*PROBLEM*
Only lines holding the string "text" are wanted; copy each one from the material.

*ENTRIES SUPPLIED*
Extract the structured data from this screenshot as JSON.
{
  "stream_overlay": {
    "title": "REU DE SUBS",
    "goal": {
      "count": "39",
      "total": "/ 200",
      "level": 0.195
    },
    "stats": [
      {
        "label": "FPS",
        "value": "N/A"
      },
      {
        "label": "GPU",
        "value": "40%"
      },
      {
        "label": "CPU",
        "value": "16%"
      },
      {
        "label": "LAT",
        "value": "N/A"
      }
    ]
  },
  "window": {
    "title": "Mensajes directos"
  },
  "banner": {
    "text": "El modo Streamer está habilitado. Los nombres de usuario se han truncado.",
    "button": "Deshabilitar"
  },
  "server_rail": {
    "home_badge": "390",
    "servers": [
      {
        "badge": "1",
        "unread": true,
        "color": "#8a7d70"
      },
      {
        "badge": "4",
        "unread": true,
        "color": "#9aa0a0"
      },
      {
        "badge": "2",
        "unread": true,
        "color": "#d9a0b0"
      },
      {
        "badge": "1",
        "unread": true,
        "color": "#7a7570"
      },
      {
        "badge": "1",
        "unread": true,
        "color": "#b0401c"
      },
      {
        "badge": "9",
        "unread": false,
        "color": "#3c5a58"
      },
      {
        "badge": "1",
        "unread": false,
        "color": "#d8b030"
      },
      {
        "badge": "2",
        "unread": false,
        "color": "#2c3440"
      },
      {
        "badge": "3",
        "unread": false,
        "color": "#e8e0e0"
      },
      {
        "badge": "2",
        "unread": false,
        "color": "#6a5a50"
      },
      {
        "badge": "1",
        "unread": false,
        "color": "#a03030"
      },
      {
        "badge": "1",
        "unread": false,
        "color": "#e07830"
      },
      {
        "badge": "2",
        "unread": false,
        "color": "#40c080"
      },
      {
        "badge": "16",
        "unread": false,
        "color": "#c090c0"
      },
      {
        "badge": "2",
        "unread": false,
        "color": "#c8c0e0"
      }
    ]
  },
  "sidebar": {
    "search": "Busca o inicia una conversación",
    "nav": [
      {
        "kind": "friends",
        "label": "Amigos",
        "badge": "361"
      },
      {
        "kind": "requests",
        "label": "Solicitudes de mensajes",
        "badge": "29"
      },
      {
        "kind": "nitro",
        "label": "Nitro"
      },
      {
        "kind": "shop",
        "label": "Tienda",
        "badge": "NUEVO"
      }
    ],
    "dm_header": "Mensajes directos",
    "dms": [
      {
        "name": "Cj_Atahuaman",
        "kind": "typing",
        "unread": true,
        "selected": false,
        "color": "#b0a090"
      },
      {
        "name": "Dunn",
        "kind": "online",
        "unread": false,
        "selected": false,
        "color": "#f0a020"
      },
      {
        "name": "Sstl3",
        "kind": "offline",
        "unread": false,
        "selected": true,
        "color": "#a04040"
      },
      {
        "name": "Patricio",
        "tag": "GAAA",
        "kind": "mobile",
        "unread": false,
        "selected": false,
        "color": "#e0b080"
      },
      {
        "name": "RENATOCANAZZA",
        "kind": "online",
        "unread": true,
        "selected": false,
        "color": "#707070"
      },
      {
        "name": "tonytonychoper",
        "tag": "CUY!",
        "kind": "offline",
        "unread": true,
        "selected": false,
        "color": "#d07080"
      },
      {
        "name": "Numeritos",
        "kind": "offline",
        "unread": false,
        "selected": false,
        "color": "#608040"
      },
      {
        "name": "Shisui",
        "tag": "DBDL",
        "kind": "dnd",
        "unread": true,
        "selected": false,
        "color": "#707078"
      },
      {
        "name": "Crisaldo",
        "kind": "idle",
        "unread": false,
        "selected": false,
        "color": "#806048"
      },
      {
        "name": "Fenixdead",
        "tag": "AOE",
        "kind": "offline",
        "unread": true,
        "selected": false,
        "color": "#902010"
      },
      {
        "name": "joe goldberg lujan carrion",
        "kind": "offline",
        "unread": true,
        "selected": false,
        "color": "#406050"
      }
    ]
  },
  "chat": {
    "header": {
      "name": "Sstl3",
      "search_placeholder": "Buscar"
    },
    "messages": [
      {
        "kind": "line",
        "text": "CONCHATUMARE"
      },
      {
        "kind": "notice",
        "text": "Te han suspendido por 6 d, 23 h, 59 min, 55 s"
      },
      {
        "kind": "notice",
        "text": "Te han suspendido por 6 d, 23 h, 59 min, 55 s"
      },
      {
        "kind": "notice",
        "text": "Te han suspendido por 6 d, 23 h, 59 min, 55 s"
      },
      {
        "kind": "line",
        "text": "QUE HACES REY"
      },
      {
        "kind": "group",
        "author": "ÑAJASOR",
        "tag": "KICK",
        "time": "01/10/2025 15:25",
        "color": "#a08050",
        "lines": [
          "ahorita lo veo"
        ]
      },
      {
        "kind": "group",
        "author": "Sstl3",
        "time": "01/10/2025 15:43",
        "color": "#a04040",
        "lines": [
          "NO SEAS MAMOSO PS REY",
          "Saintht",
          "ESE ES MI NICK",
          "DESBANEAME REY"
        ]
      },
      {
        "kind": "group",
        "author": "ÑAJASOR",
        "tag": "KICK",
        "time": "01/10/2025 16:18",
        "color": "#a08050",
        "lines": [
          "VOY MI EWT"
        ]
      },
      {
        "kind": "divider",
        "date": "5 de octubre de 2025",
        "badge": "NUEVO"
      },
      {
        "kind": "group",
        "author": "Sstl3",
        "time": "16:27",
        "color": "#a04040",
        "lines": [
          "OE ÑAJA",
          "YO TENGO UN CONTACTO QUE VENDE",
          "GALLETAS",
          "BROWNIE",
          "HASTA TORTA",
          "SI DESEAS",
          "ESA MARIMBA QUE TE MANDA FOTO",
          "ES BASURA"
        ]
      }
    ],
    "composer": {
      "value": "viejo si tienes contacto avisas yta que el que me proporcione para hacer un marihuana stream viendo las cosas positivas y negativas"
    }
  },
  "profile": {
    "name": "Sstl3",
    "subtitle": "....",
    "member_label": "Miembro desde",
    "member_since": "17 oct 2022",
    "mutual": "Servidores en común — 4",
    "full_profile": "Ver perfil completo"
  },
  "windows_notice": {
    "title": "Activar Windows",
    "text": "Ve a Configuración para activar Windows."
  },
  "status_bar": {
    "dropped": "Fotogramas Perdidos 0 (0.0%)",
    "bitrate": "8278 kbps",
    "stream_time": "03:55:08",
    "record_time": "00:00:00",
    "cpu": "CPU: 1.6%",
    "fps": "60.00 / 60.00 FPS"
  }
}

*RESPONSE TO THE EXERCISE*
    "text": "El modo Streamer está habilitado. Los nombres de usuario se han truncado.",
        "text": "CONCHATUMARE"
        "text": "Te han suspendido por 6 d, 23 h, 59 min, 55 s"
        "text": "Te han suspendido por 6 d, 23 h, 59 min, 55 s"
        "text": "Te han suspendido por 6 d, 23 h, 59 min, 55 s"
        "text": "QUE HACES REY"
    "text": "Ve a Configuración para activar Windows."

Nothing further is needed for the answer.